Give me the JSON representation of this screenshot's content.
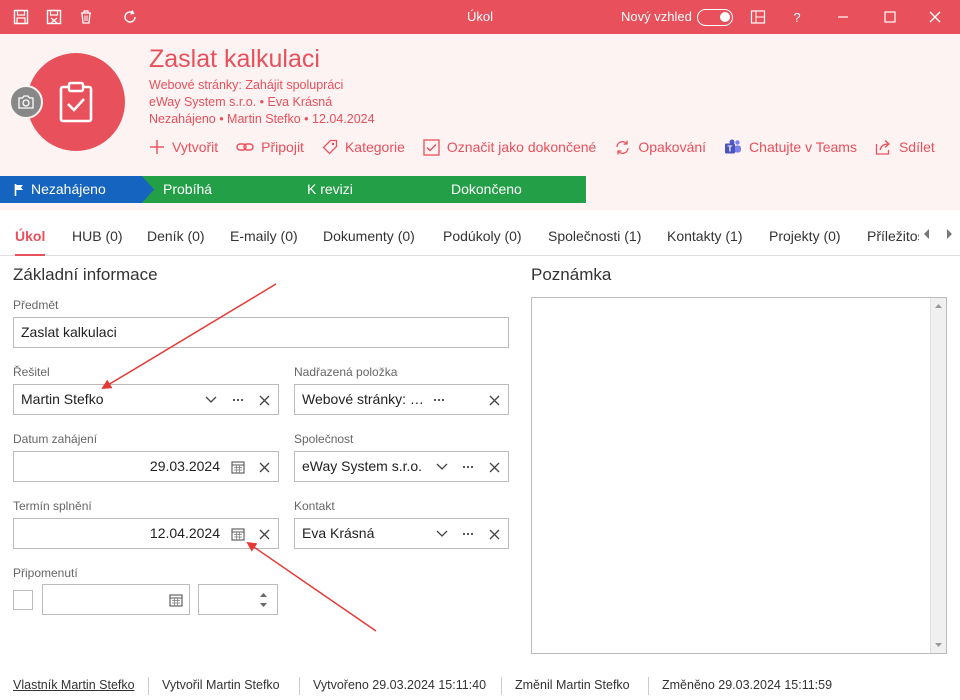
{
  "titlebar": {
    "title": "Úkol",
    "new_look_label": "Nový vzhled",
    "help": "?"
  },
  "record": {
    "title": "Zaslat kalkulaci",
    "meta_lines": [
      "Webové stránky: Zahájit spolupráci",
      "eWay System s.r.o. • Eva Krásná",
      "Nezahájeno • Martin Stefko • 12.04.2024"
    ]
  },
  "actions": [
    {
      "label": "Vytvořit",
      "icon": "plus-icon"
    },
    {
      "label": "Připojit",
      "icon": "link-icon"
    },
    {
      "label": "Kategorie",
      "icon": "tag-icon"
    },
    {
      "label": "Označit jako dokončené",
      "icon": "checkbox-icon"
    },
    {
      "label": "Opakování",
      "icon": "repeat-icon"
    },
    {
      "label": "Chatujte v Teams",
      "icon": "teams-icon"
    },
    {
      "label": "Sdílet",
      "icon": "share-icon"
    }
  ],
  "stages": [
    {
      "label": "Nezahájeno",
      "color": "#1565c0",
      "active": true
    },
    {
      "label": "Probíhá",
      "color": "#23a047"
    },
    {
      "label": "K revizi",
      "color": "#23a047"
    },
    {
      "label": "Dokončeno",
      "color": "#23a047"
    }
  ],
  "tabs": [
    {
      "label": "Úkol",
      "active": true
    },
    {
      "label": "HUB (0)"
    },
    {
      "label": "Deník (0)"
    },
    {
      "label": "E-maily (0)"
    },
    {
      "label": "Dokumenty (0)"
    },
    {
      "label": "Podúkoly (0)"
    },
    {
      "label": "Společnosti (1)"
    },
    {
      "label": "Kontakty (1)"
    },
    {
      "label": "Projekty (0)"
    },
    {
      "label": "Příležitosti"
    }
  ],
  "form": {
    "section_title": "Základní informace",
    "subject": {
      "label": "Předmět",
      "value": "Zaslat kalkulaci"
    },
    "solver": {
      "label": "Řešitel",
      "value": "Martin Stefko"
    },
    "parent": {
      "label": "Nadřazená položka",
      "value": "Webové stránky: Zahájit spolupráci"
    },
    "start_date": {
      "label": "Datum zahájení",
      "value": "29.03.2024"
    },
    "company": {
      "label": "Společnost",
      "value": "eWay System s.r.o."
    },
    "due_date": {
      "label": "Termín splnění",
      "value": "12.04.2024"
    },
    "contact": {
      "label": "Kontakt",
      "value": "Eva Krásná"
    },
    "reminder": {
      "label": "Připomenutí",
      "date": "",
      "time": ""
    }
  },
  "note": {
    "title": "Poznámka",
    "value": ""
  },
  "footer": {
    "owner": "Vlastník Martin Stefko",
    "created_by": "Vytvořil Martin Stefko",
    "created_at": "Vytvořeno 29.03.2024 15:11:40",
    "changed_by": "Změnil Martin Stefko",
    "changed_at": "Změněno 29.03.2024 15:11:59"
  },
  "colors": {
    "accent": "#e8505b",
    "header_bg": "#fdf3f3",
    "stage_active": "#1565c0",
    "stage": "#23a047",
    "annotation": "#e53935"
  }
}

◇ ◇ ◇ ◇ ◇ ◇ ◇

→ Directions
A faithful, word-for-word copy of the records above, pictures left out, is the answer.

→ Output below
Give me the JSON representation of this screenshot's content.
{
  "titlebar": {
    "title": "Úkol",
    "new_look_label": "Nový vzhled",
    "help": "?"
  },
  "record": {
    "title": "Zaslat kalkulaci",
    "meta_lines": [
      "Webové stránky: Zahájit spolupráci",
      "eWay System s.r.o. • Eva Krásná",
      "Nezahájeno • Martin Stefko • 12.04.2024"
    ]
  },
  "actions": [
    {
      "label": "Vytvořit",
      "icon": "plus-icon"
    },
    {
      "label": "Připojit",
      "icon": "link-icon"
    },
    {
      "label": "Kategorie",
      "icon": "tag-icon"
    },
    {
      "label": "Označit jako dokončené",
      "icon": "checkbox-icon"
    },
    {
      "label": "Opakování",
      "icon": "repeat-icon"
    },
    {
      "label": "Chatujte v Teams",
      "icon": "teams-icon"
    },
    {
      "label": "Sdílet",
      "icon": "share-icon"
    }
  ],
  "stages": [
    {
      "label": "Nezahájeno",
      "color": "#1565c0",
      "active": true
    },
    {
      "label": "Probíhá",
      "color": "#23a047"
    },
    {
      "label": "K revizi",
      "color": "#23a047"
    },
    {
      "label": "Dokončeno",
      "color": "#23a047"
    }
  ],
  "tabs": [
    {
      "label": "Úkol",
      "active": true
    },
    {
      "label": "HUB (0)"
    },
    {
      "label": "Deník (0)"
    },
    {
      "label": "E-maily (0)"
    },
    {
      "label": "Dokumenty (0)"
    },
    {
      "label": "Podúkoly (0)"
    },
    {
      "label": "Společnosti (1)"
    },
    {
      "label": "Kontakty (1)"
    },
    {
      "label": "Projekty (0)"
    },
    {
      "label": "Příležitosti"
    }
  ],
  "form": {
    "section_title": "Základní informace",
    "subject": {
      "label": "Předmět",
      "value": "Zaslat kalkulaci"
    },
    "solver": {
      "label": "Řešitel",
      "value": "Martin Stefko"
    },
    "parent": {
      "label": "Nadřazená položka",
      "value": "Webové stránky: Zahájit spolupráci"
    },
    "start_date": {
      "label": "Datum zahájení",
      "value": "29.03.2024"
    },
    "company": {
      "label": "Společnost",
      "value": "eWay System s.r.o."
    },
    "due_date": {
      "label": "Termín splnění",
      "value": "12.04.2024"
    },
    "contact": {
      "label": "Kontakt",
      "value": "Eva Krásná"
    },
    "reminder": {
      "label": "Připomenutí",
      "date": "",
      "time": ""
    }
  },
  "note": {
    "title": "Poznámka",
    "value": ""
  },
  "footer": {
    "owner": "Vlastník Martin Stefko",
    "created_by": "Vytvořil Martin Stefko",
    "created_at": "Vytvořeno 29.03.2024 15:11:40",
    "changed_by": "Změnil Martin Stefko",
    "changed_at": "Změněno 29.03.2024 15:11:59"
  },
  "colors": {
    "accent": "#e8505b",
    "header_bg": "#fdf3f3",
    "stage_active": "#1565c0",
    "stage": "#23a047",
    "annotation": "#e53935"
  }
}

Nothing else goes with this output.